Not only was former President George W. Bush criticized for "authorizing torture," his critics argued that "torture doesn't work." During the 2008 presidential campaign, then-Sen. Barack Obama said: "Torture is how you get bad information, not good intelligence. ... No more secret authorization of methods like simulated drowning. When I am President, America will once again be the country that stands up to these deplorable tactics."
"Zero Dark Thirty " threatens that narrative.
Here's the problem. Presumably to help make the film as accurate as possible, and, many suspect, to aid in his re-election, President Barack Obama's administration gave the filmmakers what some describe as "unprecedented access" to the State Department. At the time, many conservatives criticized the cozy relationship the screenwriter and director enjoyed with the State Department. (The film, ultimately, didn't come out until after Obama's re-election.)
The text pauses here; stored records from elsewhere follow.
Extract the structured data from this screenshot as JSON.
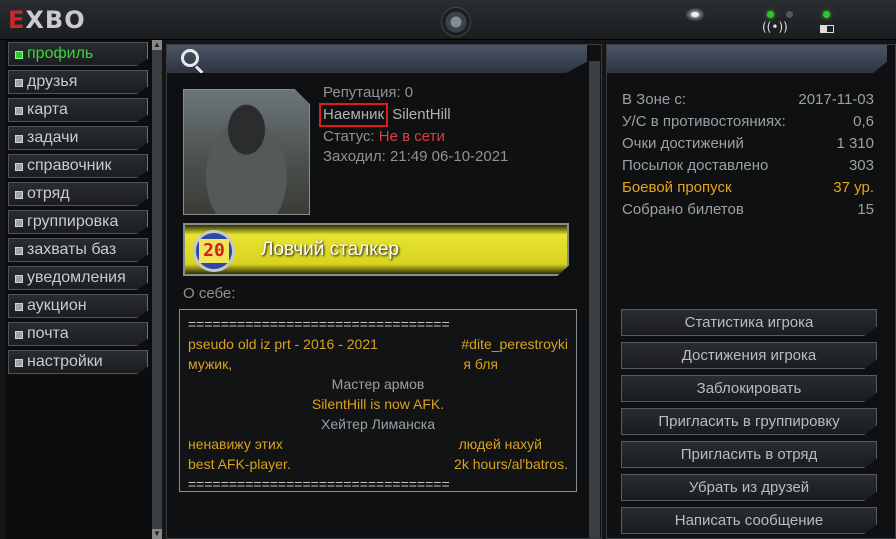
{
  "app": {
    "logo_prefix": "E",
    "logo_rest": "XBO"
  },
  "sidebar": {
    "items": [
      {
        "label": "профиль",
        "active": true
      },
      {
        "label": "друзья"
      },
      {
        "label": "карта"
      },
      {
        "label": "задачи"
      },
      {
        "label": "справочник"
      },
      {
        "label": "отряд"
      },
      {
        "label": "группировка"
      },
      {
        "label": "захваты баз"
      },
      {
        "label": "уведомления"
      },
      {
        "label": "аукцион"
      },
      {
        "label": "почта"
      },
      {
        "label": "настройки"
      }
    ]
  },
  "profile": {
    "reputation": "Репутация: 0",
    "rank": "Наемник",
    "name": "SilentHill",
    "status_label": "Статус:",
    "status_value": "Не в сети",
    "last_seen": "Заходил: 21:49 06-10-2021",
    "achievement_level": "20",
    "achievement_title": "Ловчий сталкер",
    "about_label": "О себе:"
  },
  "about": {
    "rule_top": "================================",
    "line1_left": "pseudo old iz prt - 2016 - 2021",
    "line1_right": "#dite_perestroyki",
    "line2_left": "мужик,",
    "line2_right": "я бля",
    "line3": "Мастер армов",
    "line4": "SilentHill is now AFK.",
    "line5": "Хейтер Лиманска",
    "line6_left": "ненавижу этих",
    "line6_right": "людей нахуй",
    "line7_left": "best AFK-player.",
    "line7_right": "2k hours/al'batros.",
    "rule_bottom": "================================"
  },
  "stats": [
    {
      "label": "В Зоне с:",
      "value": "2017-11-03"
    },
    {
      "label": "У/С в противостояниях:",
      "value": "0,6"
    },
    {
      "label": "Очки достижений",
      "value": "1 310"
    },
    {
      "label": "Посылок доставлено",
      "value": "303"
    },
    {
      "label": "Боевой пропуск",
      "value": "37 ур.",
      "highlight": true
    },
    {
      "label": "Собрано билетов",
      "value": "15"
    }
  ],
  "actions": [
    "Статистика игрока",
    "Достижения игрока",
    "Заблокировать",
    "Пригласить в группировку",
    "Пригласить в отряд",
    "Убрать из друзей",
    "Написать сообщение"
  ],
  "colors": {
    "accent_green": "#3cd43c",
    "status_red": "#e03c3c",
    "highlight_orange": "#e6a51e",
    "rank_box_red": "#e01b1b"
  }
}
The Obama administration was not happy. How dare the movie suggest that waterboarding "worked" and that it led to information useful in leading us to bin Laden?!
So in a rare comment on the alleged accuracy of a movie, the head of the CIA issued a statement denying that waterboarding played a positive role in leading to bin Laden. The film, wrote acting CIA Director Mike Morell, "takes significant artistic license, while portraying itself as being historically accurate. ... 'Zero Dark Thirty' is a dramatization, not a realistic portrayal of the facts. ... Whether enhanced interrogation techniques were the only timely and effective way to obtain information from those detainees, as the film suggests, is a matter of debate that cannot and never will be definitively resolved."
This statement didn't satisfy the Senate Select Committee on Intelligence, prompting a probe of the CIA's contacts with the filmmakers. Chairman Dianne Feinstein, D-Calif., and two other committee members, Sens. Carl Levin, D-Mich., and John McCain, R-Ariz., sent a letter to Morell, challenging his statement. The senators claimed that Morell's words were "potentially inconsistent" with their committee's studies and asked him to "provide specific examples of information that was obtained in a 'timely and effective' way from CIA detainees subjected to the CIA's enhanced interrogation techniques."